DATA FOR ANALYSIS:

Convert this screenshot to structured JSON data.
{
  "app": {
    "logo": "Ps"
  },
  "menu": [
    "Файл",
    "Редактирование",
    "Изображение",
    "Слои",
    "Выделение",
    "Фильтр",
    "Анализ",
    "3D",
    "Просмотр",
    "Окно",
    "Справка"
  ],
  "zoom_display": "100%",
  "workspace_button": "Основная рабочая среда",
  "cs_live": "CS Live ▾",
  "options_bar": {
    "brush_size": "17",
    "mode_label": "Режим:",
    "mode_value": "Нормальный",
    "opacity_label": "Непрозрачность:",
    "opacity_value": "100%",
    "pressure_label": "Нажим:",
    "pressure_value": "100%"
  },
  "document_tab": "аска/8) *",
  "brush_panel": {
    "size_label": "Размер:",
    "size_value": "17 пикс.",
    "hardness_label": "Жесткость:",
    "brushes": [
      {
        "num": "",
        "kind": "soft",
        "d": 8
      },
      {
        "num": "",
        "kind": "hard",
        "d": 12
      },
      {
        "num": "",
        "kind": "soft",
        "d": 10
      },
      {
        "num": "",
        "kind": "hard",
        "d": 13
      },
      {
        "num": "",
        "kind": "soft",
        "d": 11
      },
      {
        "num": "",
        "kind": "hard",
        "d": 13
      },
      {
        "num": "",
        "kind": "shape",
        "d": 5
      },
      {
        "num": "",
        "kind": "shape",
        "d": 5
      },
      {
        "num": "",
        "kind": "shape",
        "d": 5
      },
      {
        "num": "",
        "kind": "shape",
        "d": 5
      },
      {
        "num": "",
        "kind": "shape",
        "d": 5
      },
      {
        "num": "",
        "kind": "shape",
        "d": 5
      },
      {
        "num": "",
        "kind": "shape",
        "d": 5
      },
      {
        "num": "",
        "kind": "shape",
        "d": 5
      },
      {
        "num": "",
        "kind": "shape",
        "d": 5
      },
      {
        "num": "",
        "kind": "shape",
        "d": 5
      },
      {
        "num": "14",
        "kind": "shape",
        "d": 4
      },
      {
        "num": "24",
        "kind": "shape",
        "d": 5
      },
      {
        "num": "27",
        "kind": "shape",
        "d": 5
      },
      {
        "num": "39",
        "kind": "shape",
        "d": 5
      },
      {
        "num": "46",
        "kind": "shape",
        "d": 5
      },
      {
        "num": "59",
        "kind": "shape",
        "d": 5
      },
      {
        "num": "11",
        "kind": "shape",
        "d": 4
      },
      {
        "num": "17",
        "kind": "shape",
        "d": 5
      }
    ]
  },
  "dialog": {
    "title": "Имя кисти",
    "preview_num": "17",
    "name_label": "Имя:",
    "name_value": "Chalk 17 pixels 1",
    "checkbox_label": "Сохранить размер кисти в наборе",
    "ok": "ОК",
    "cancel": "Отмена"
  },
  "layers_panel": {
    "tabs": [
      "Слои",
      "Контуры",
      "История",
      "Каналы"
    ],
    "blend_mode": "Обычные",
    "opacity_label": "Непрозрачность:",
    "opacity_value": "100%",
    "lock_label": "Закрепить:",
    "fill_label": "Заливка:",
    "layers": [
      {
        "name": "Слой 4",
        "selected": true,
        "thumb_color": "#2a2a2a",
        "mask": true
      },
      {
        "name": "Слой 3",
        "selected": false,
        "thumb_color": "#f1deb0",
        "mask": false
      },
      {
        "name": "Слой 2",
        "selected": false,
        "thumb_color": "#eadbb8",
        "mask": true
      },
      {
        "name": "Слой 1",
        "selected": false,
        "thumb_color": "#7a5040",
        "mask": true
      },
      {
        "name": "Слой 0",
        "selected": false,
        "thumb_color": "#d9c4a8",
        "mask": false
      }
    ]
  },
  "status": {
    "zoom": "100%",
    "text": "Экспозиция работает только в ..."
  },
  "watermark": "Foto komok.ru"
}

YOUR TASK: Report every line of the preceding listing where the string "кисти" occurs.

TASK ANSWER:
    "title": "Имя кисти",
    "checkbox_label": "Сохранить размер кисти в наборе",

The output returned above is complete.